> _WHAT THE TASK REQUIRES_: For every line in the data below that contains "JSON", copy the line.

[MATERIAL FOR THE TASK — start]

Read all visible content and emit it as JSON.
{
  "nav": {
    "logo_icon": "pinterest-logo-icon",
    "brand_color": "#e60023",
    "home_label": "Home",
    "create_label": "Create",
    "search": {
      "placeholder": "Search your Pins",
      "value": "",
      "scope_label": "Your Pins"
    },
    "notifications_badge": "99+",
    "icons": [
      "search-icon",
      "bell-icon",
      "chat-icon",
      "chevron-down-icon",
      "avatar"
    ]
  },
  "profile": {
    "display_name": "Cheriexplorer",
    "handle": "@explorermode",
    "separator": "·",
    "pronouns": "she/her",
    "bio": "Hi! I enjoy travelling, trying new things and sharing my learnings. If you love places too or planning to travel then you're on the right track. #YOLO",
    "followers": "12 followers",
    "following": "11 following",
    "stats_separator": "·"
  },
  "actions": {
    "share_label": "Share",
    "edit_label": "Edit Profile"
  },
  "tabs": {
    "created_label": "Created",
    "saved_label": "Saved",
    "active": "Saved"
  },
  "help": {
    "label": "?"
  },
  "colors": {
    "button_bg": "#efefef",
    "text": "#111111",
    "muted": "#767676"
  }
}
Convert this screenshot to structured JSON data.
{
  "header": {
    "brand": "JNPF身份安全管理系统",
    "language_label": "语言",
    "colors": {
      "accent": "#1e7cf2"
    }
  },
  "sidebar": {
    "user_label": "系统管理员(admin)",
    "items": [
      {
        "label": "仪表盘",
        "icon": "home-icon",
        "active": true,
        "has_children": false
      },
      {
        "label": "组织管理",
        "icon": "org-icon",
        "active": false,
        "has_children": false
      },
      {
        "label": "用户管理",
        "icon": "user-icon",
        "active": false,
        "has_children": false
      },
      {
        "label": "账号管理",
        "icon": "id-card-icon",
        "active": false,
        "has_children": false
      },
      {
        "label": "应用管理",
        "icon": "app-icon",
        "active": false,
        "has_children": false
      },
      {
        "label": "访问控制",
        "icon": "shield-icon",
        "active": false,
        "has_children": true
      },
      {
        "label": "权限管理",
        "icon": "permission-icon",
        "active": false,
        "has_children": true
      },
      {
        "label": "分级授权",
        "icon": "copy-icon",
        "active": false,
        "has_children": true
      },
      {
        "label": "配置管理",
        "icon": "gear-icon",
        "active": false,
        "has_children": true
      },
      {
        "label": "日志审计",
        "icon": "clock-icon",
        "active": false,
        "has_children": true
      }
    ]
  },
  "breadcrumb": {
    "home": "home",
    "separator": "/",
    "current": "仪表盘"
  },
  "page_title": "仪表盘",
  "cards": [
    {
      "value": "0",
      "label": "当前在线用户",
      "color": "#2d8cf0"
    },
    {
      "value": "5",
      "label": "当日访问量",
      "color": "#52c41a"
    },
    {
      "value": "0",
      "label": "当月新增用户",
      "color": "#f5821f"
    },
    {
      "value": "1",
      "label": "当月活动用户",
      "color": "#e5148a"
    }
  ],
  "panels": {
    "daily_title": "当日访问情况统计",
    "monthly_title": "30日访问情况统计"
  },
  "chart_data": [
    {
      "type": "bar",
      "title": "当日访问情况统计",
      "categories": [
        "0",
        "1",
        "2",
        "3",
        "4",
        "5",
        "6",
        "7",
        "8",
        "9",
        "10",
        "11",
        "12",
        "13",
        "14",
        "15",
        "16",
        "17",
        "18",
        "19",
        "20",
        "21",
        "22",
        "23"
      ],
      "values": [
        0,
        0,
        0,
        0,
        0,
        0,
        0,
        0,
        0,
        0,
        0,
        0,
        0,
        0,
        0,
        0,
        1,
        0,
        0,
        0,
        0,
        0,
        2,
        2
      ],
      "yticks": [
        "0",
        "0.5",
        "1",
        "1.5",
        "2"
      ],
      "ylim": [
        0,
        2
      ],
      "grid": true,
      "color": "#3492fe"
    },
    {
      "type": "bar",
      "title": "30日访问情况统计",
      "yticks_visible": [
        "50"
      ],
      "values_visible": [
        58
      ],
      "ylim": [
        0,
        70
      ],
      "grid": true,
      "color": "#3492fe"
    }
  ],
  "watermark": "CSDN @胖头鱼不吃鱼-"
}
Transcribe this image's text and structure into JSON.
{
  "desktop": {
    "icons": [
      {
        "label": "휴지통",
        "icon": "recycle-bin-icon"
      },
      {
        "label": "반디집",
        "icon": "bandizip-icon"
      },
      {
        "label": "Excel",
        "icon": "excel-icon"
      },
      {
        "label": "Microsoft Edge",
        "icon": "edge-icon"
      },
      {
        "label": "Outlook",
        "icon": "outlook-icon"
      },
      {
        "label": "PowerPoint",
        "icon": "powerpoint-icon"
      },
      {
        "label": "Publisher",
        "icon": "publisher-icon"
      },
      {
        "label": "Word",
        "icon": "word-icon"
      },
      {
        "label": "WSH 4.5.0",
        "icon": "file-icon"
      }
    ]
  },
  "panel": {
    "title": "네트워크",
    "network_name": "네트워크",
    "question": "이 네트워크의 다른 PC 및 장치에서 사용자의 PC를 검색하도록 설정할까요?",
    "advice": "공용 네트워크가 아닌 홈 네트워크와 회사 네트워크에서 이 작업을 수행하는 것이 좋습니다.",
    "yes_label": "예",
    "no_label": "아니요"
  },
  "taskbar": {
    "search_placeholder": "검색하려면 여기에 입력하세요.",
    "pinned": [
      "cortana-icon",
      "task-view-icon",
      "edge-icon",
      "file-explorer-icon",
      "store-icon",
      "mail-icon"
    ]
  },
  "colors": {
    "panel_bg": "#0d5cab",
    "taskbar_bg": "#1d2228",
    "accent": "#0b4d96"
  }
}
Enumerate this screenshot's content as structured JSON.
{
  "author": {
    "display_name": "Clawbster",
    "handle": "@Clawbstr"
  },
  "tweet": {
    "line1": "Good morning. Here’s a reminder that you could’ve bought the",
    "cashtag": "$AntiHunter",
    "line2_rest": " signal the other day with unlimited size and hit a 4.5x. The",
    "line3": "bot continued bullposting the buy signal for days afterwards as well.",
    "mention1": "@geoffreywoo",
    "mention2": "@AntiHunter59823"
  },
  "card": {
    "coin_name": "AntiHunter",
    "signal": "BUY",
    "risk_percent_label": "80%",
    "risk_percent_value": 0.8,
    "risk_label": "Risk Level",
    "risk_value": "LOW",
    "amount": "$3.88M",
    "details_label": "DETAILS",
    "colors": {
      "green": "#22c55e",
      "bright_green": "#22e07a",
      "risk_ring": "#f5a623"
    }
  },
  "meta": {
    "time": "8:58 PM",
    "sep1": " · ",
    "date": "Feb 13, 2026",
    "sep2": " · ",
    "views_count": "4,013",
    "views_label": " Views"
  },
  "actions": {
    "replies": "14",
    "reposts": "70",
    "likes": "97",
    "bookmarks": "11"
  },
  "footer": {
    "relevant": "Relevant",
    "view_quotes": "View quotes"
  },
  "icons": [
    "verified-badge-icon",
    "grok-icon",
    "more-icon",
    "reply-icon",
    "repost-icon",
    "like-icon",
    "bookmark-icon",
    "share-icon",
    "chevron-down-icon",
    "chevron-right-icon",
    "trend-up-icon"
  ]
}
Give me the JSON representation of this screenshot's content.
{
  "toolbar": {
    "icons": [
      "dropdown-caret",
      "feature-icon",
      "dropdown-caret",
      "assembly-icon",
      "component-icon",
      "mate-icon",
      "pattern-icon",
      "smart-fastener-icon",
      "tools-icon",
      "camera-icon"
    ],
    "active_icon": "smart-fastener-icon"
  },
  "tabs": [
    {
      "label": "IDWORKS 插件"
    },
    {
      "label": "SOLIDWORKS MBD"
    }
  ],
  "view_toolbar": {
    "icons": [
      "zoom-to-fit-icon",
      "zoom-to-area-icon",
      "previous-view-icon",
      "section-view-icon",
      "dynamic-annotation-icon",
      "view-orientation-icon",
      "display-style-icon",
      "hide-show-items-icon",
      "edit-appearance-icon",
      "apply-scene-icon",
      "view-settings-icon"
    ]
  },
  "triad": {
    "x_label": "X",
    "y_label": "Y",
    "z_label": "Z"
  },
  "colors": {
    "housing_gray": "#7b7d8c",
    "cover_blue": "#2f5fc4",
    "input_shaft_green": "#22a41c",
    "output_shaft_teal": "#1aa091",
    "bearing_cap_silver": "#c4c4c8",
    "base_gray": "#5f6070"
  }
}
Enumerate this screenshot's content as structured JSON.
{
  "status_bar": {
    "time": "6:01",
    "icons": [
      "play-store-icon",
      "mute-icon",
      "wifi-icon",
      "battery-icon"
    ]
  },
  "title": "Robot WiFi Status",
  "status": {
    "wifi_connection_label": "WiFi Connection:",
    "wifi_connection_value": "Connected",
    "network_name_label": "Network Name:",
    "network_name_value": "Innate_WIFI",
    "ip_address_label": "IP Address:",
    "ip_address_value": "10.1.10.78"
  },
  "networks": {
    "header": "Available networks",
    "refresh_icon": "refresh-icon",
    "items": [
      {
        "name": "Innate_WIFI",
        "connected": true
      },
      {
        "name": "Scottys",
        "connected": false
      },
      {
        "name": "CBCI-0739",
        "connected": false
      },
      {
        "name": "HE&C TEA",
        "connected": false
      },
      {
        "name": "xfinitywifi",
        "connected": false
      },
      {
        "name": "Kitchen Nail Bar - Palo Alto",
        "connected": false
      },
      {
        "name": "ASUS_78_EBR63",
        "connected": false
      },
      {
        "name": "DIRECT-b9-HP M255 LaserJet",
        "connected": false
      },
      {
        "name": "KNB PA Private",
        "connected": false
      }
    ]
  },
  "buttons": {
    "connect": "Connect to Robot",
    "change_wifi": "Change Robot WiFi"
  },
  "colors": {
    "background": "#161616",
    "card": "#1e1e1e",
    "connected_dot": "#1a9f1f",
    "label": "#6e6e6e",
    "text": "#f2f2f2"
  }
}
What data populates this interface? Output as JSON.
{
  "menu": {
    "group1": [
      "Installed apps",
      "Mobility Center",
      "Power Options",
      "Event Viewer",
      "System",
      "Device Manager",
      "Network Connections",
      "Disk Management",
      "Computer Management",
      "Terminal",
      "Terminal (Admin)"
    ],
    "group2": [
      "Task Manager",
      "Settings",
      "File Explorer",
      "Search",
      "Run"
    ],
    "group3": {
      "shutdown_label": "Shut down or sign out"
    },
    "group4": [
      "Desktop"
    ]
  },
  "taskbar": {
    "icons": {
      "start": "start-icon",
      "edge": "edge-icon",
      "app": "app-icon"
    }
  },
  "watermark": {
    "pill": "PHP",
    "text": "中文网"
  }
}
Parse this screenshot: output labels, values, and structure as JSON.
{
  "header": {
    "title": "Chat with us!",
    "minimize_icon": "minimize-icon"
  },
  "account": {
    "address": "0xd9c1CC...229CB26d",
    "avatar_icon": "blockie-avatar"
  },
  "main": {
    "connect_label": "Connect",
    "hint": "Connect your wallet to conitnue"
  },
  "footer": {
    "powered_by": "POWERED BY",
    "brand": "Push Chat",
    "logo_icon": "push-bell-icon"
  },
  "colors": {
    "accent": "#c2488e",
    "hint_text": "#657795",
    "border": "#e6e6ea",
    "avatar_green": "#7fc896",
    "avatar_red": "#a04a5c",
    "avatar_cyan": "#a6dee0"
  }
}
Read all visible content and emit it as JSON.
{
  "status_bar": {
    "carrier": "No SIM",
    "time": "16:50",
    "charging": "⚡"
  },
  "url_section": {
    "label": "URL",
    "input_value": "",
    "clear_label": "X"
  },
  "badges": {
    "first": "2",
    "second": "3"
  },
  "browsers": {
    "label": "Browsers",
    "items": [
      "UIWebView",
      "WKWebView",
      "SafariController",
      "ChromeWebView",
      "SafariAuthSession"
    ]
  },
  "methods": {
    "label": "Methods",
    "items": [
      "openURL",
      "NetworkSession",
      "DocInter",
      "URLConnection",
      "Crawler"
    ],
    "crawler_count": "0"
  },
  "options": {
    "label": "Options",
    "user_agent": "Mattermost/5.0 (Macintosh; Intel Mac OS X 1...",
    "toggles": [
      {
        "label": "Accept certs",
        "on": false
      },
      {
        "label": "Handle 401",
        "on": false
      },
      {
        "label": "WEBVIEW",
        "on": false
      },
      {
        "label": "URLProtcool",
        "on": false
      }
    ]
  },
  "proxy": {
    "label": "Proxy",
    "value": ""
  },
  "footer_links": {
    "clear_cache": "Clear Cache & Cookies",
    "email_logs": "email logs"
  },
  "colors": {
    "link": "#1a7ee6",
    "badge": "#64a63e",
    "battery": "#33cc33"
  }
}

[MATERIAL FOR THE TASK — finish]

> _RESULT OF THIS EXERCISE_:
Read all visible content and emit it as JSON.
Convert this screenshot to structured JSON data.
Transcribe this image's text and structure into JSON.
Enumerate this screenshot's content as structured JSON.
Give me the JSON representation of this screenshot's content.
Enumerate this screenshot's content as structured JSON.
What data populates this interface? Output as JSON.
Parse this screenshot: output labels, values, and structure as JSON.
Read all visible content and emit it as JSON.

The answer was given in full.